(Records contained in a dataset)
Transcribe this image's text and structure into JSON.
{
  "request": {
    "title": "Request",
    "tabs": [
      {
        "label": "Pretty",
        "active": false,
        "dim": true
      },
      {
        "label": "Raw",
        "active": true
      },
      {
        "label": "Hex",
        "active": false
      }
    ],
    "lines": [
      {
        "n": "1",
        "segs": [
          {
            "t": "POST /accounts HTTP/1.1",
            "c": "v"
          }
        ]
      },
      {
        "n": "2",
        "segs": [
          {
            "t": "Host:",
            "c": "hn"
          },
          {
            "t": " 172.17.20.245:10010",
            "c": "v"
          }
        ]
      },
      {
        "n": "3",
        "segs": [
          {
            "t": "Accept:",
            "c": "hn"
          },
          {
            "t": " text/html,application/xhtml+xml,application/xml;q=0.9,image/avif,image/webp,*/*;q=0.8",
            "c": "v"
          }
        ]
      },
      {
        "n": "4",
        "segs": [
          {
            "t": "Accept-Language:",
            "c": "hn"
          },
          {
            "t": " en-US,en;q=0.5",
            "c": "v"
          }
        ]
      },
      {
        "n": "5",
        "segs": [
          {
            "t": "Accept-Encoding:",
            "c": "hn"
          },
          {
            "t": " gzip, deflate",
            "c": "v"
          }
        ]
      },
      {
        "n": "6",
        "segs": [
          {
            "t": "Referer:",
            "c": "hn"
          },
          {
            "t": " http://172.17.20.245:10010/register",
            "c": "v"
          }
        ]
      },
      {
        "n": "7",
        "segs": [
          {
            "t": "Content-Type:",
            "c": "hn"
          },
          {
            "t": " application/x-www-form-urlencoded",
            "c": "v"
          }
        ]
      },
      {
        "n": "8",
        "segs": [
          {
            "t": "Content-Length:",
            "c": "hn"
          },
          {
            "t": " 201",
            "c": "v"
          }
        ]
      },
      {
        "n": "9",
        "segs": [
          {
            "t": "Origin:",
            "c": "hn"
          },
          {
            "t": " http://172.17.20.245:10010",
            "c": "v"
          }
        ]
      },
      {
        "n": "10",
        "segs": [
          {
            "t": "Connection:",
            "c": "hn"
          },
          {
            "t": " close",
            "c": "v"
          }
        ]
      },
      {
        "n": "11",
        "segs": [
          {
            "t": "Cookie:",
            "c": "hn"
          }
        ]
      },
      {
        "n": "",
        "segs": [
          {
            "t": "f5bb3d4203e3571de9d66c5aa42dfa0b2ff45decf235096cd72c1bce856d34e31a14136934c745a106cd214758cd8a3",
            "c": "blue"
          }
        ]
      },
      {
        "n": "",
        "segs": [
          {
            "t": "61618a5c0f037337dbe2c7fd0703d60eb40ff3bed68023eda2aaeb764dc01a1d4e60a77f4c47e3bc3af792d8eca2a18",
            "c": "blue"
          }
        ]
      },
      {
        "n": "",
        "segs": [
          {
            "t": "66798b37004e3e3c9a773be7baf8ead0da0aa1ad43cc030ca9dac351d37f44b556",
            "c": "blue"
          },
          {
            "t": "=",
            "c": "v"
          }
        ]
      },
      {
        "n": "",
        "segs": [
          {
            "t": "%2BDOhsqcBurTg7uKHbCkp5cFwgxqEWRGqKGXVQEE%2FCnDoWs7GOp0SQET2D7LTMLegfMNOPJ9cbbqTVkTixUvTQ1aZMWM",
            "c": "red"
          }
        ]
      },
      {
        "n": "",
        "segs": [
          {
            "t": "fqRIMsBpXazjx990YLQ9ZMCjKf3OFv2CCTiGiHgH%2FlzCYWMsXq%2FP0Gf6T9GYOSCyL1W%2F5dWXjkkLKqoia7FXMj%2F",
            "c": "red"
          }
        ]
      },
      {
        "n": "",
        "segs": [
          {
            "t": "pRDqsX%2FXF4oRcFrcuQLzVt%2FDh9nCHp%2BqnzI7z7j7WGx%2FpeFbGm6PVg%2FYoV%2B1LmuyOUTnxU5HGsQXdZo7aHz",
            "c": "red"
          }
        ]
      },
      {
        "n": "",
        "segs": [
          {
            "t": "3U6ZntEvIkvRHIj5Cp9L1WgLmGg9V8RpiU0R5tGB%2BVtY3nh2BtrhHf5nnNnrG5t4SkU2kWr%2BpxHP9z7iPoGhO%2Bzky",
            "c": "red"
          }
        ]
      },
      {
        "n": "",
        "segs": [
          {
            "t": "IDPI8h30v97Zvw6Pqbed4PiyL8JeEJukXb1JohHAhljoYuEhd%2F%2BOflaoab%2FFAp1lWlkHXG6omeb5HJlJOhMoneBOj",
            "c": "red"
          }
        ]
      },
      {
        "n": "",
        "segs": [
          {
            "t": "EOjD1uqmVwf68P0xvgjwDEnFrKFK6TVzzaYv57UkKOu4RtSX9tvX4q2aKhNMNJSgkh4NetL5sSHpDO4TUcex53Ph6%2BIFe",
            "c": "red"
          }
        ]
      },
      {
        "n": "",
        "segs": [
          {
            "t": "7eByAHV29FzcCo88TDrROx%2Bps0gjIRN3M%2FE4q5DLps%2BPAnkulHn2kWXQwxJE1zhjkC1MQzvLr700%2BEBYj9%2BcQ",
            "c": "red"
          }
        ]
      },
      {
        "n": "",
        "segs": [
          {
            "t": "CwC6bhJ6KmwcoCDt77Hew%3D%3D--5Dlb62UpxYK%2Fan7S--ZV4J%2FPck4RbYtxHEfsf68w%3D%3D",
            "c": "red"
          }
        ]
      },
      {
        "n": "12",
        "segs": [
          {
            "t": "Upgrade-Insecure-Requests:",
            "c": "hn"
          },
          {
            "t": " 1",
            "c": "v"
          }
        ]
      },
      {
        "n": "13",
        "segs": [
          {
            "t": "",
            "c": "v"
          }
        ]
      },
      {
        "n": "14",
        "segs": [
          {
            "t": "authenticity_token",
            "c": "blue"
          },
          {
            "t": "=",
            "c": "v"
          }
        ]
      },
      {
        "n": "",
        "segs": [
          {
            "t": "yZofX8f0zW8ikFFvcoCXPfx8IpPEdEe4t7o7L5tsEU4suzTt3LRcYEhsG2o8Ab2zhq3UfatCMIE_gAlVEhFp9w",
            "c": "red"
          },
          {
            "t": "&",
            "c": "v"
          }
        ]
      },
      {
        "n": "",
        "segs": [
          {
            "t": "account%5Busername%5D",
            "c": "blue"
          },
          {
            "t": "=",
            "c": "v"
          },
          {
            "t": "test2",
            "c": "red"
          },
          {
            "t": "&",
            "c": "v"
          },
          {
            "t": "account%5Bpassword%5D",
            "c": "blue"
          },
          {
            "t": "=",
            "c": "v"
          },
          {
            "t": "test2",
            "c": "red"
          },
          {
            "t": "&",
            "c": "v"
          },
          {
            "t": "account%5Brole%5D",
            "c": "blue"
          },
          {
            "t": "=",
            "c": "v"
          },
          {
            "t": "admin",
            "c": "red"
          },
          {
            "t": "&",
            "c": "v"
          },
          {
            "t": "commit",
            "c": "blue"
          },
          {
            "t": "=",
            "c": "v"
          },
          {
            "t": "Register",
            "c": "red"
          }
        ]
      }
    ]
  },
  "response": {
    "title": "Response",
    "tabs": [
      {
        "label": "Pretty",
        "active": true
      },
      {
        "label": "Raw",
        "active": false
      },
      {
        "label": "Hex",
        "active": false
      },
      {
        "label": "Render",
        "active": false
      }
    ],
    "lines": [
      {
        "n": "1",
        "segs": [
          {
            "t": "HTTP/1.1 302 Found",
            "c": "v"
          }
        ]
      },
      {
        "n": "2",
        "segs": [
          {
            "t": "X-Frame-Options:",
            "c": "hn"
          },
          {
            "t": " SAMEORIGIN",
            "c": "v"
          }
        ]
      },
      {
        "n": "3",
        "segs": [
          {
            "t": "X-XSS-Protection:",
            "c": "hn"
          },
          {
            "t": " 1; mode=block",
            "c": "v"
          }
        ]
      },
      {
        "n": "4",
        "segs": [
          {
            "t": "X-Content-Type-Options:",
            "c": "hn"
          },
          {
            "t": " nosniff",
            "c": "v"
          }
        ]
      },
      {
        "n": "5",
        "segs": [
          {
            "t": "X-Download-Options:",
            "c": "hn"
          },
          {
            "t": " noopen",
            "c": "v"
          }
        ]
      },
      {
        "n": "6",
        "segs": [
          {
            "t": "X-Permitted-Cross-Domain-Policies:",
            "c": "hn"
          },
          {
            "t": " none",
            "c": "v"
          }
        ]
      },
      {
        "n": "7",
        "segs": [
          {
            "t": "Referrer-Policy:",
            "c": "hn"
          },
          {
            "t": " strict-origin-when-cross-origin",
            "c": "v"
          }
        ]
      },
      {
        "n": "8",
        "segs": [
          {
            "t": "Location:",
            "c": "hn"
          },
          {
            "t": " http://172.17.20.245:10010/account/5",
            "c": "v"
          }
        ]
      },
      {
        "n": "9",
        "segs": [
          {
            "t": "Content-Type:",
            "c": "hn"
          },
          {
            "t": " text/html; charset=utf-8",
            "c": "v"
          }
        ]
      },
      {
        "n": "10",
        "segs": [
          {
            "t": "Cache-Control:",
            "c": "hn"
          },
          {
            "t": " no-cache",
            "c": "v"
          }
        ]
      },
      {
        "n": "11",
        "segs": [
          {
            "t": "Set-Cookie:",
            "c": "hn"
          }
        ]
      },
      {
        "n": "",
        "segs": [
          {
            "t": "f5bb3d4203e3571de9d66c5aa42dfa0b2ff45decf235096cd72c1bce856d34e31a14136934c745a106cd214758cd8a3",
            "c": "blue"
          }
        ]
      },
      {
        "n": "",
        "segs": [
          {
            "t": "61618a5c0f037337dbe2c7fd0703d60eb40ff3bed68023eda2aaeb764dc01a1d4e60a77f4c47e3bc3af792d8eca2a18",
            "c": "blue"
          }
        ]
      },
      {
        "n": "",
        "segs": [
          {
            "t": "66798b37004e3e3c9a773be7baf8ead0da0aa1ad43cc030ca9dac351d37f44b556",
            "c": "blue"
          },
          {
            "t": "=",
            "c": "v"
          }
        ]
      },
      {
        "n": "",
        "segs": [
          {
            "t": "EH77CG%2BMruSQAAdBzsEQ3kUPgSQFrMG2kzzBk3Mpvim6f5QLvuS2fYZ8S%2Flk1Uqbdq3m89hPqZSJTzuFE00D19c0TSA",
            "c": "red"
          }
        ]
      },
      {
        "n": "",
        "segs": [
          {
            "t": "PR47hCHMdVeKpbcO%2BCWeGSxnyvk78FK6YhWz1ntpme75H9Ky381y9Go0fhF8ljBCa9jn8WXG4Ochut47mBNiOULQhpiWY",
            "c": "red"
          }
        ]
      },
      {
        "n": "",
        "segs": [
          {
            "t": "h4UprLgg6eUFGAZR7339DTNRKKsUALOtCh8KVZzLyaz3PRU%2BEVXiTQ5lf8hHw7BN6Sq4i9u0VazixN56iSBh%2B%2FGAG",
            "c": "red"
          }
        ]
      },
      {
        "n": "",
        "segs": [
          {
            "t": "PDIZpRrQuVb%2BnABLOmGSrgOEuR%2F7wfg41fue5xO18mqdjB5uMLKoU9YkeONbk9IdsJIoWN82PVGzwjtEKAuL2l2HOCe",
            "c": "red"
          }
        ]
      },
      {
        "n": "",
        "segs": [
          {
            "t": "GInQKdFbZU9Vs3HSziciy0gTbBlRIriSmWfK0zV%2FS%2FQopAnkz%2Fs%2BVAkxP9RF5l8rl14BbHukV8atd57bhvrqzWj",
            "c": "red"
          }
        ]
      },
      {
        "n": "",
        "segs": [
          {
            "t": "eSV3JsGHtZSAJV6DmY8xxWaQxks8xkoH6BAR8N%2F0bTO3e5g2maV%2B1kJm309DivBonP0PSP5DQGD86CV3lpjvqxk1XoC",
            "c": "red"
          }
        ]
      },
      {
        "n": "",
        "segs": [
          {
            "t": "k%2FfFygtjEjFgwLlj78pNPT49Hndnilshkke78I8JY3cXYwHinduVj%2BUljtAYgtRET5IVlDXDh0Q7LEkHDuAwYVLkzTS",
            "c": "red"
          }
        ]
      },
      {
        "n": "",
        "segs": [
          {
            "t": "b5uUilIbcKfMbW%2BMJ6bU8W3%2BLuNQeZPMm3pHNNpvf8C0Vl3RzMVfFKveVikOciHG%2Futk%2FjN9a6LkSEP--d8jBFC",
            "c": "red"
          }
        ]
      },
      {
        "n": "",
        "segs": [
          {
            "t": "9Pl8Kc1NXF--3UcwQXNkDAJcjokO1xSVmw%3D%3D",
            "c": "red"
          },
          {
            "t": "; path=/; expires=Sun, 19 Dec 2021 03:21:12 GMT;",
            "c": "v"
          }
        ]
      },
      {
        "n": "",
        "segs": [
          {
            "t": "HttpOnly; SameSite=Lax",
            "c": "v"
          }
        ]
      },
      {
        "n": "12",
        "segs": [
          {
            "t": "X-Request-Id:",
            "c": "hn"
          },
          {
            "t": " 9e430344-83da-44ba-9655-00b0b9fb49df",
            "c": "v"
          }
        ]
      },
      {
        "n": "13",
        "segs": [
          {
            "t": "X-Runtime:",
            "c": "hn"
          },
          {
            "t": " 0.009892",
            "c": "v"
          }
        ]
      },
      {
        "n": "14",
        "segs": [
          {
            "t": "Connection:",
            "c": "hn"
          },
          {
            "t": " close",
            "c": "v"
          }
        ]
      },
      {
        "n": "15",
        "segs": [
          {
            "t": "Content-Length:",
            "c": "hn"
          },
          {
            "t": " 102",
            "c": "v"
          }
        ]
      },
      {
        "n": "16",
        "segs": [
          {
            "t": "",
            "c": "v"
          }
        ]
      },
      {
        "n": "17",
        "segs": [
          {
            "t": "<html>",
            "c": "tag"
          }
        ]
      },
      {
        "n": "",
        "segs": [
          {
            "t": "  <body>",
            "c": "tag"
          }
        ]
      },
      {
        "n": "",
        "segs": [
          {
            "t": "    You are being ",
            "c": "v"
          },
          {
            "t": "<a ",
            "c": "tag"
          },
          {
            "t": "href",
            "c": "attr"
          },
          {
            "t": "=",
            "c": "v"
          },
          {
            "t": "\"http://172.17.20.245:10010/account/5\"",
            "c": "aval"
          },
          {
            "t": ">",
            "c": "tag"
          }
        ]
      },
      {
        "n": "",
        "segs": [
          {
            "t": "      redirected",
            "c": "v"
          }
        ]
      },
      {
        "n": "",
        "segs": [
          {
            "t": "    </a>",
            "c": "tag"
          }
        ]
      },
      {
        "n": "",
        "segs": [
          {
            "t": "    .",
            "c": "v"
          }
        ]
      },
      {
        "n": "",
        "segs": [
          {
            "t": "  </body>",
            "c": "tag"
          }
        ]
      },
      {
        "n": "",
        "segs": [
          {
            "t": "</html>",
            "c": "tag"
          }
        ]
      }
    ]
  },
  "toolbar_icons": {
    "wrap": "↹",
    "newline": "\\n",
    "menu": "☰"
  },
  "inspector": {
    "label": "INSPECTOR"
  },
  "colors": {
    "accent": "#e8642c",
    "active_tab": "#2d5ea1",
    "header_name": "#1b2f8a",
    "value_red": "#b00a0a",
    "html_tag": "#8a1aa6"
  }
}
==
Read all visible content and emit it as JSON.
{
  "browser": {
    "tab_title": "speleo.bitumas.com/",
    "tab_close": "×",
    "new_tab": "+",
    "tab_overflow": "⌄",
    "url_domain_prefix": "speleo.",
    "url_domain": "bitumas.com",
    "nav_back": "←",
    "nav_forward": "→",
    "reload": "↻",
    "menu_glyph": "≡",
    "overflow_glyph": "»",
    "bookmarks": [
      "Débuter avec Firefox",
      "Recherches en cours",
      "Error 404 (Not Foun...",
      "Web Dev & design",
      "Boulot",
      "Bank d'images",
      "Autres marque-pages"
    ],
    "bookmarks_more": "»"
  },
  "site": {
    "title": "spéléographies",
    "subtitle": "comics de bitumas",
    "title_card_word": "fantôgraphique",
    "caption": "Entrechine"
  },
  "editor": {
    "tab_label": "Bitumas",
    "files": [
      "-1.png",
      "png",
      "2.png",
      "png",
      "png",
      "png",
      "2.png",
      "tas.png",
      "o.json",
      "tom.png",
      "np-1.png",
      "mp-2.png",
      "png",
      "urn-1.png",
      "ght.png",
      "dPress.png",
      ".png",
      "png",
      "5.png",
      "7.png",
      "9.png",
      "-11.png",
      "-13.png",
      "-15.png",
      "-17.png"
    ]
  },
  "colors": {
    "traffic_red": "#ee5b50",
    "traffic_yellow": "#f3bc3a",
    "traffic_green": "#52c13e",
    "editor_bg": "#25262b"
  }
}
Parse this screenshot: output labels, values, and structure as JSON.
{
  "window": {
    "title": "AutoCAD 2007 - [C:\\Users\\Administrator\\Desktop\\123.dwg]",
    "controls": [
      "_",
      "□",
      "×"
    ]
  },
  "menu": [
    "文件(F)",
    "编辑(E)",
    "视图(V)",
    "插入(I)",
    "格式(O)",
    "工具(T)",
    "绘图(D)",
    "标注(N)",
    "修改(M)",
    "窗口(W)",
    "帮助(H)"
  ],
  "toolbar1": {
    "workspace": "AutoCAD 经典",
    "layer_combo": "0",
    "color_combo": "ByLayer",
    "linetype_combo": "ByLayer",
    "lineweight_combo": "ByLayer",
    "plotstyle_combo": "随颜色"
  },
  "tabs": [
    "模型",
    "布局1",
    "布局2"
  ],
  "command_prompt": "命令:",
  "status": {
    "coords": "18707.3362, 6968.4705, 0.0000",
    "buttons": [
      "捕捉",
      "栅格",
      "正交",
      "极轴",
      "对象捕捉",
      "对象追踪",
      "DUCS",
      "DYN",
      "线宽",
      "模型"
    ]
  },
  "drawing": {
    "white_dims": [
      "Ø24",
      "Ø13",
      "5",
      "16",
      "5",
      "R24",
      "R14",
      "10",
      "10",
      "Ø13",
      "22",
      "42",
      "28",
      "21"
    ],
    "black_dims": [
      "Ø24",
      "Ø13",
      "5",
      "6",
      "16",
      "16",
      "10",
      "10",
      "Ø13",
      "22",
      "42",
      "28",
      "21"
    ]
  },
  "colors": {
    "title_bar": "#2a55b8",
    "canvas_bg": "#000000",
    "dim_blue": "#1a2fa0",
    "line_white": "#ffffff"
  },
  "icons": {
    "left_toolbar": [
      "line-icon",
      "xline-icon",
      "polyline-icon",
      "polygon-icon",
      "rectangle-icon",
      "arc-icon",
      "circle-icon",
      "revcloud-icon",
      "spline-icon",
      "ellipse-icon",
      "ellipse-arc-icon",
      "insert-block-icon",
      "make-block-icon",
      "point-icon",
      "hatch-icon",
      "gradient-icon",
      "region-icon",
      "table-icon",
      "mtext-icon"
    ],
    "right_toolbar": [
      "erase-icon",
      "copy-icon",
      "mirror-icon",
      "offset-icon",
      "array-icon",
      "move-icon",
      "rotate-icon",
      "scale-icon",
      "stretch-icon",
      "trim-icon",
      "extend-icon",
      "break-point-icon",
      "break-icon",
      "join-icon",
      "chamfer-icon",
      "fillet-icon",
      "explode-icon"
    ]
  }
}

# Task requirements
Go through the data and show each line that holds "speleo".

# Answer space
    "tab_title": "speleo.bitumas.com/",
    "url_domain_prefix": "speleo.",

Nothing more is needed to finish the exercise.